REQUIREMENT = Pick out each line below containing "赵丽颖超话".

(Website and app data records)
******
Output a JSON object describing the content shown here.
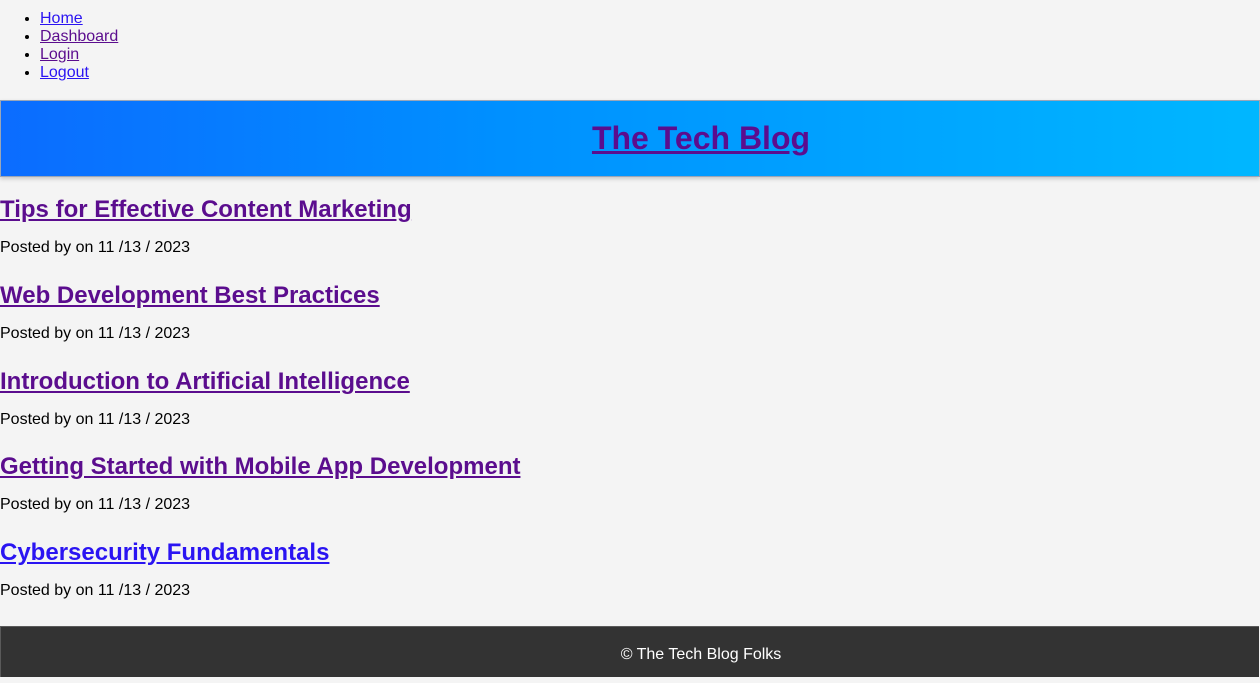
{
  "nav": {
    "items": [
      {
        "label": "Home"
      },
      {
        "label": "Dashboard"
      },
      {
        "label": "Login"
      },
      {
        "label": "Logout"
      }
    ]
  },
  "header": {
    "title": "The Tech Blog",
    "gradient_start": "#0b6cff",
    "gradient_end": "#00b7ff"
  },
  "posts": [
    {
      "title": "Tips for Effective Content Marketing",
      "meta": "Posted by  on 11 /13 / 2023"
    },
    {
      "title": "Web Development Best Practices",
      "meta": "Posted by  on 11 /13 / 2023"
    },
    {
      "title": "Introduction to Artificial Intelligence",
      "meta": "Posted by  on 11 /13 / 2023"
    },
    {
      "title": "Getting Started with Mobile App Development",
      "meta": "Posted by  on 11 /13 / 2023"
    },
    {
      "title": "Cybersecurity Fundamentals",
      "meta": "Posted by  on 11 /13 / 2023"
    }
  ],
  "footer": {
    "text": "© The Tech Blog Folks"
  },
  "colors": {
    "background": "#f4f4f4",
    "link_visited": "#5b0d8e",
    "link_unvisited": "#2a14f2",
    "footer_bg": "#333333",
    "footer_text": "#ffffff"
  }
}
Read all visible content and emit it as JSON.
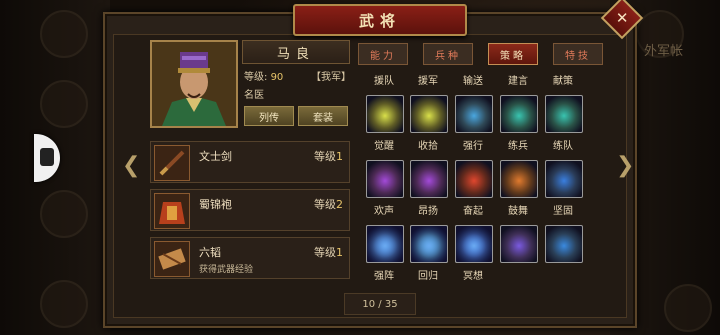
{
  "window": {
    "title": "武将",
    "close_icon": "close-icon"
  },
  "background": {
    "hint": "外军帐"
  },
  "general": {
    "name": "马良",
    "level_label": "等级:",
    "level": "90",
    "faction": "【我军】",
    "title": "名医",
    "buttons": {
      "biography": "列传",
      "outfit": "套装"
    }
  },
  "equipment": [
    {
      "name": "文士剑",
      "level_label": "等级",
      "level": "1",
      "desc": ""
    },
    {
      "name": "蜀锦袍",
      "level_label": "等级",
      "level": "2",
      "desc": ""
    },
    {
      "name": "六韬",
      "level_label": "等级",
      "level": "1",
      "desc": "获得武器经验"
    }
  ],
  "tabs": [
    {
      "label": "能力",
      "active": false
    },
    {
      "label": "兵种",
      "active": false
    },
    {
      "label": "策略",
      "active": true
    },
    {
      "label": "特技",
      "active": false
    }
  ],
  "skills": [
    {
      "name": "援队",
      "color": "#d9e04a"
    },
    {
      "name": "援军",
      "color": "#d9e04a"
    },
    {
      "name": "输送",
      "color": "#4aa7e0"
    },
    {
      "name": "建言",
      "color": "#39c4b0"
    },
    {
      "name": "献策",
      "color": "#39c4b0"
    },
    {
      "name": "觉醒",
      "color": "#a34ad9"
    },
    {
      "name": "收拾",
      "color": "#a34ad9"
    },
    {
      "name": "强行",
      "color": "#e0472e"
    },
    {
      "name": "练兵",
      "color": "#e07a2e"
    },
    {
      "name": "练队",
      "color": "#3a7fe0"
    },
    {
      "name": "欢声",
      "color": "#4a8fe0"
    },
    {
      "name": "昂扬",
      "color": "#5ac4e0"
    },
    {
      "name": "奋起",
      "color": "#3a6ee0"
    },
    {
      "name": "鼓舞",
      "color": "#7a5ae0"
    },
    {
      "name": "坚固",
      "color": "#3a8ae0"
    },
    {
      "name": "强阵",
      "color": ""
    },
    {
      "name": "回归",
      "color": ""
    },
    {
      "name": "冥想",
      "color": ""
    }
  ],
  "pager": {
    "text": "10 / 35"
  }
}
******
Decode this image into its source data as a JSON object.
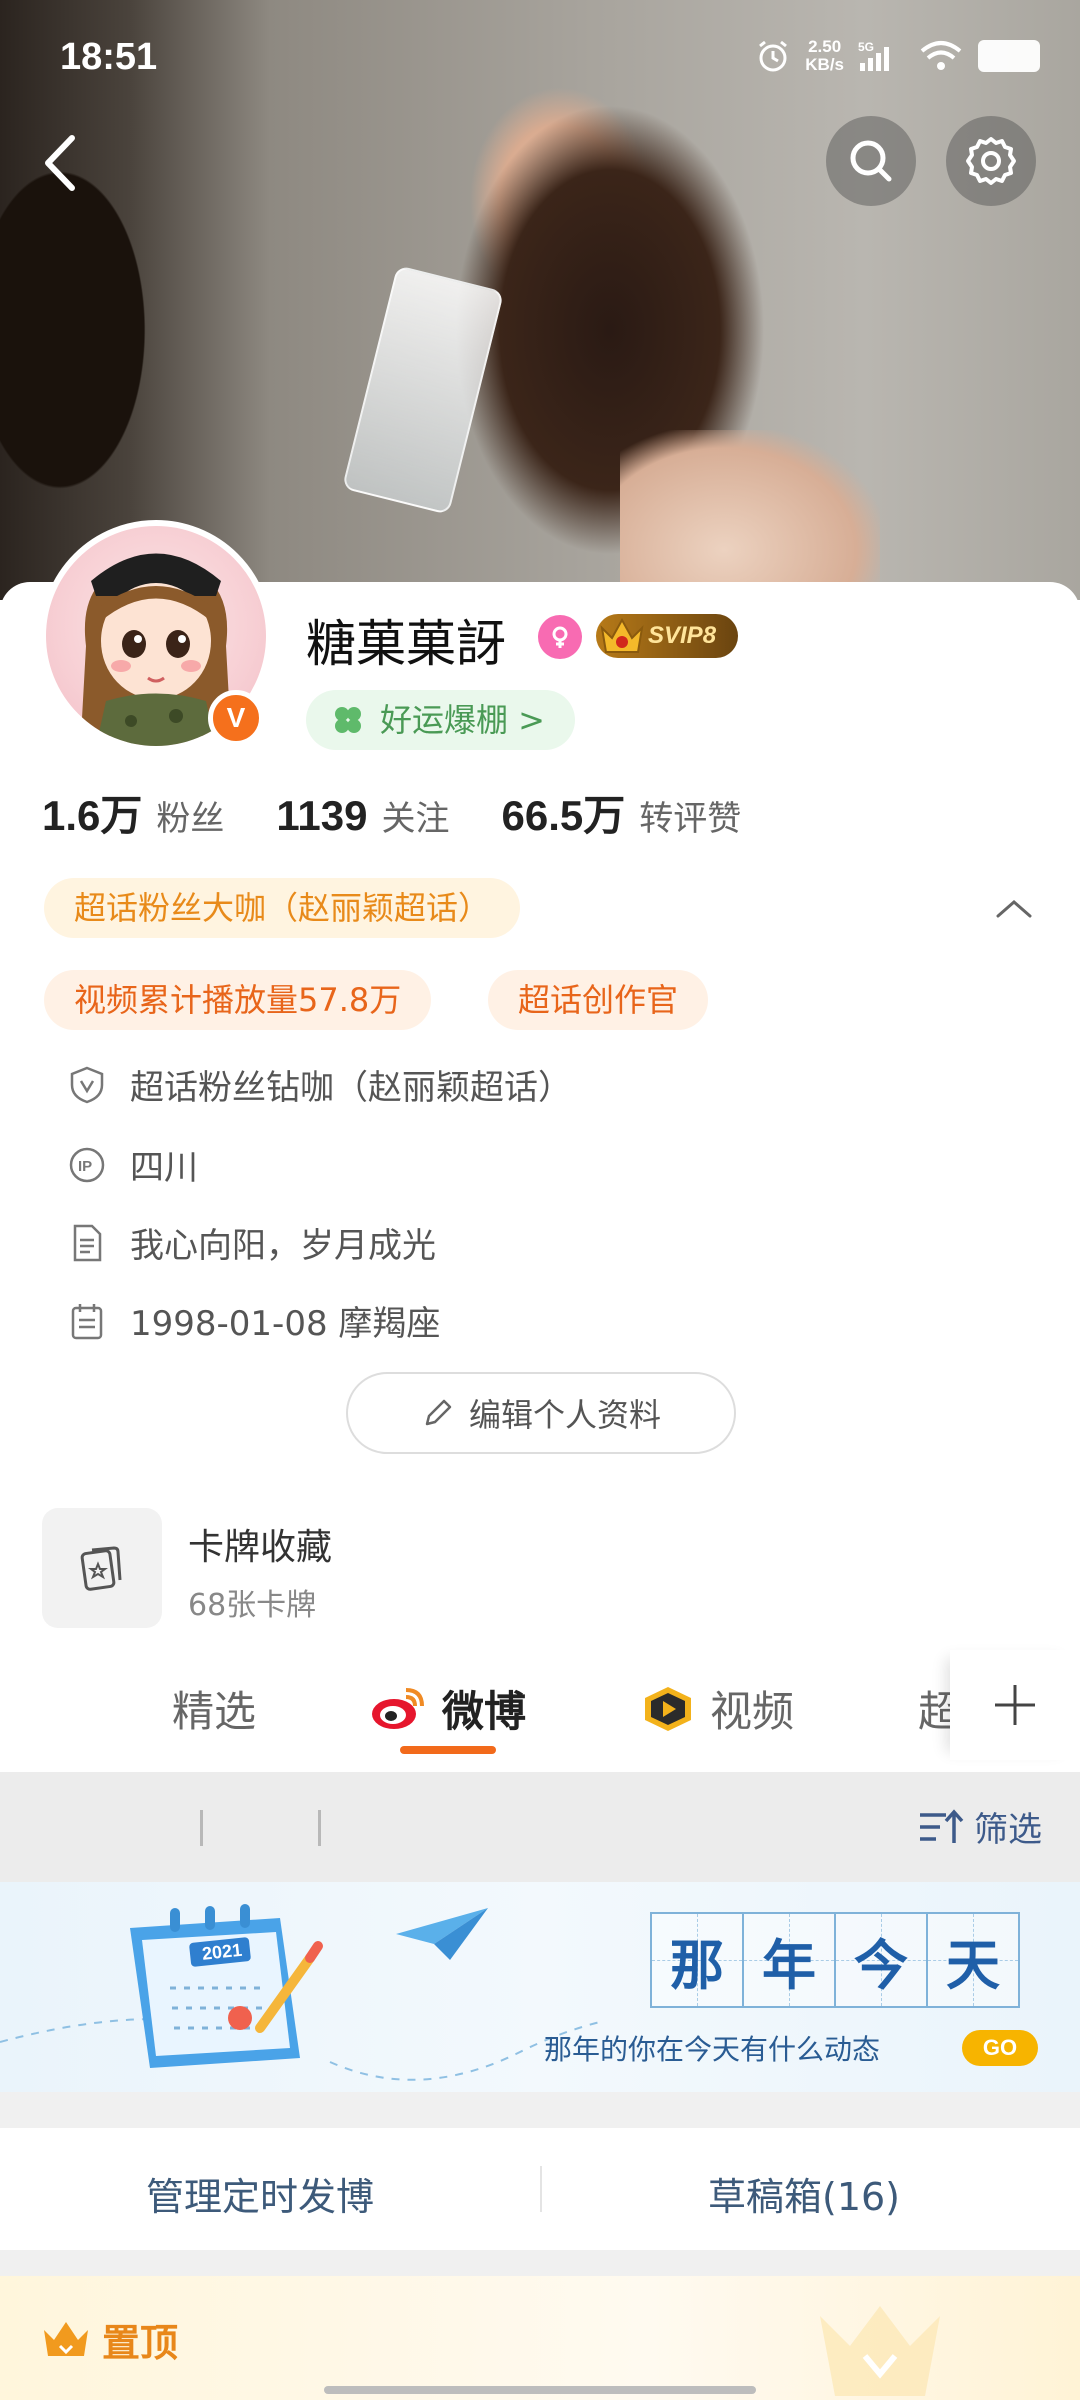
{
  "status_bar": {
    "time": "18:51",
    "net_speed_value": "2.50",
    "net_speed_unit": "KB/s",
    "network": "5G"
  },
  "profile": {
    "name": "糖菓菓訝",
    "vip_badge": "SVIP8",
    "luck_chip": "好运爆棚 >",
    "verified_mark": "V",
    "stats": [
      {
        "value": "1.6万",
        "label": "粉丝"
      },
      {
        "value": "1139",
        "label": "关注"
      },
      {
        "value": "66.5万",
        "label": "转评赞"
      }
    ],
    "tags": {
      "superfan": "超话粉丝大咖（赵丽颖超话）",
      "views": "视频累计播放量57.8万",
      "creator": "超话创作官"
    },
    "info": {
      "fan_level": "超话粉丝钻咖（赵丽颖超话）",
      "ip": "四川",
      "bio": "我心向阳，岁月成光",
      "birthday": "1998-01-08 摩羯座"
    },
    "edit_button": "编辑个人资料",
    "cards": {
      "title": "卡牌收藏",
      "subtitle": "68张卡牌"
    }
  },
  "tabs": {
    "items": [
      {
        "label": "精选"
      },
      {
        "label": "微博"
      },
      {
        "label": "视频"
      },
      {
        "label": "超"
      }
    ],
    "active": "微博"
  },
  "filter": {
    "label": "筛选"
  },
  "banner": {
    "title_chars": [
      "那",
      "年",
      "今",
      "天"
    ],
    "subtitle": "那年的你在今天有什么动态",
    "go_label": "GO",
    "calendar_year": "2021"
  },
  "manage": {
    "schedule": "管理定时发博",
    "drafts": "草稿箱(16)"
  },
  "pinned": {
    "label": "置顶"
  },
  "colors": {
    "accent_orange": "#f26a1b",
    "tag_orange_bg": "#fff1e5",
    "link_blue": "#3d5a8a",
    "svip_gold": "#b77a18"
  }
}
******
ANSWER SECTION =
      "superfan": "超话粉丝大咖（赵丽颖超话）",
      "fan_level": "超话粉丝钻咖（赵丽颖超话）",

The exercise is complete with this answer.